[Start of Attachment]

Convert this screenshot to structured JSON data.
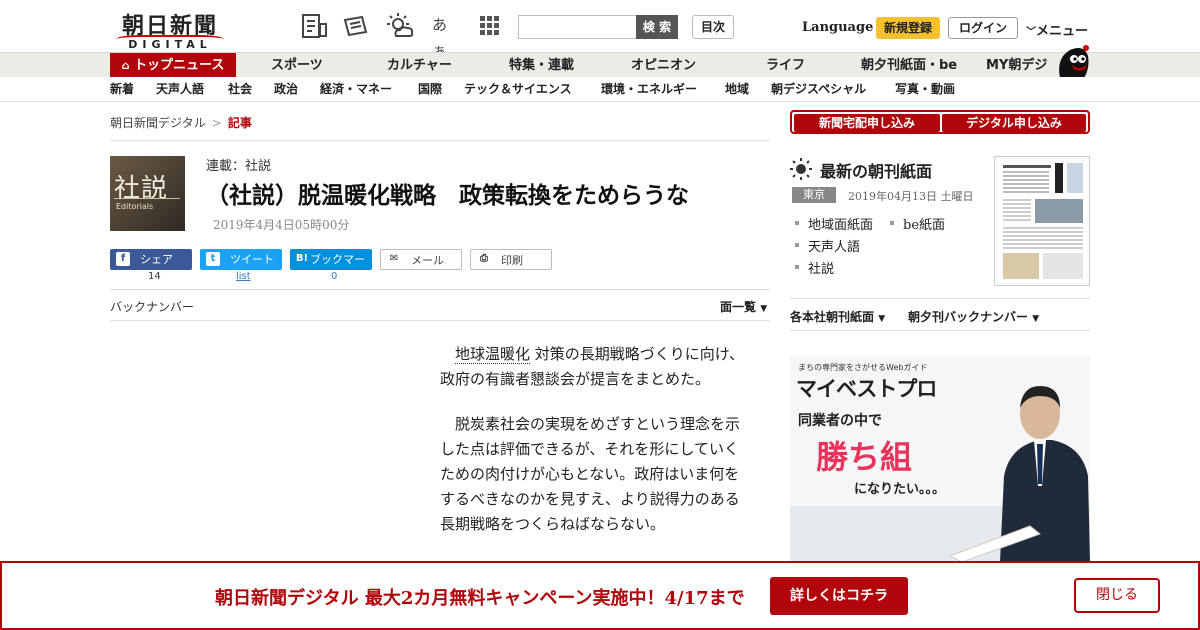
{
  "header": {
    "logo_main": "朝日新聞",
    "logo_sub": "DIGITAL",
    "icons": [
      "notes-icon",
      "newspaper-icon",
      "weather-icon",
      "font-size-icon",
      "grid-icon"
    ],
    "font_size_icon_text": "あぁ",
    "search_placeholder": "",
    "search_button": "検 索",
    "toc_button": "目次",
    "language_link": "Language",
    "register_button": "新規登録",
    "login_button": "ログイン",
    "menu_button": "メニュー"
  },
  "nav_primary": {
    "items": [
      "トップニュース",
      "スポーツ",
      "カルチャー",
      "特集・連載",
      "オピニオン",
      "ライフ",
      "朝夕刊紙面・be",
      "MY朝デジ"
    ]
  },
  "nav_secondary": {
    "items": [
      "新着",
      "天声人語",
      "社会",
      "政治",
      "経済・マネー",
      "国際",
      "テック＆サイエンス",
      "環境・エネルギー",
      "地域",
      "朝デジスペシャル",
      "写真・動画"
    ]
  },
  "breadcrumb": {
    "items": [
      "朝日新聞デジタル",
      "記事"
    ],
    "separator": ">"
  },
  "article": {
    "thumb_kanji": "社説",
    "thumb_english": "Editorials",
    "series": "連載：社説",
    "title": "（社説）脱温暖化戦略　政策転換をためらうな",
    "date": "2019年4月4日05時00分",
    "share": [
      {
        "label": "シェア",
        "icon": "f",
        "count": "14",
        "color": "#3b5998"
      },
      {
        "label": "ツイート",
        "icon": "t",
        "count": "list",
        "color": "#1da1f2"
      },
      {
        "label": "ブックマーク",
        "icon": "B!",
        "count": "0",
        "color": "#008fde"
      },
      {
        "label": "メール",
        "icon": "✉",
        "count": "",
        "color": "#ffffff"
      },
      {
        "label": "印刷",
        "icon": "⎙",
        "count": "",
        "color": "#ffffff"
      }
    ],
    "back_number": "バックナンバー",
    "page_list": "面一覧",
    "body_keyword": "地球温暖化",
    "body_p1_rest": "対策の長期戦略づくりに向け、政府の有識者懇談会が提言をまとめた。",
    "body_p2": "脱炭素社会の実現をめざすという理念を示した点は評価できるが、それを形にしていくための肉付けが心もとない。政府はいま何をするべきなのかを見すえ、より説得力のある長期戦略をつくらねばならない。"
  },
  "sidebar": {
    "subscribe_buttons": [
      "新聞宅配申し込み",
      "デジタル申し込み"
    ],
    "paper_title": "最新の朝刊紙面",
    "region": "東京",
    "paper_date": "2019年04月13日 土曜日",
    "paper_links": [
      "地域面紙面",
      "be紙面",
      "天声人語",
      "社説"
    ],
    "dropdowns": [
      "各本社朝刊紙面",
      "朝夕刊バックナンバー"
    ],
    "ad": {
      "tagline": "まちの専門家をさがせるWebガイド",
      "brand": "マイベストプロ",
      "line1": "同業者の中で",
      "line2": "勝ち組",
      "line3": "になりたい。。。"
    }
  },
  "banner": {
    "text": "朝日新聞デジタル 最大2カ月無料キャンペーン実施中！4/17まで",
    "button": "詳しくはコチラ",
    "close": "閉じる"
  },
  "colors": {
    "brand_red": "#b1050b",
    "register_yellow": "#f5c22e",
    "nav_bg": "#ecebe5"
  }
}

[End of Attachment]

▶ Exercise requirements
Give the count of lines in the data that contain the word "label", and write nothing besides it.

▶ Answer box
5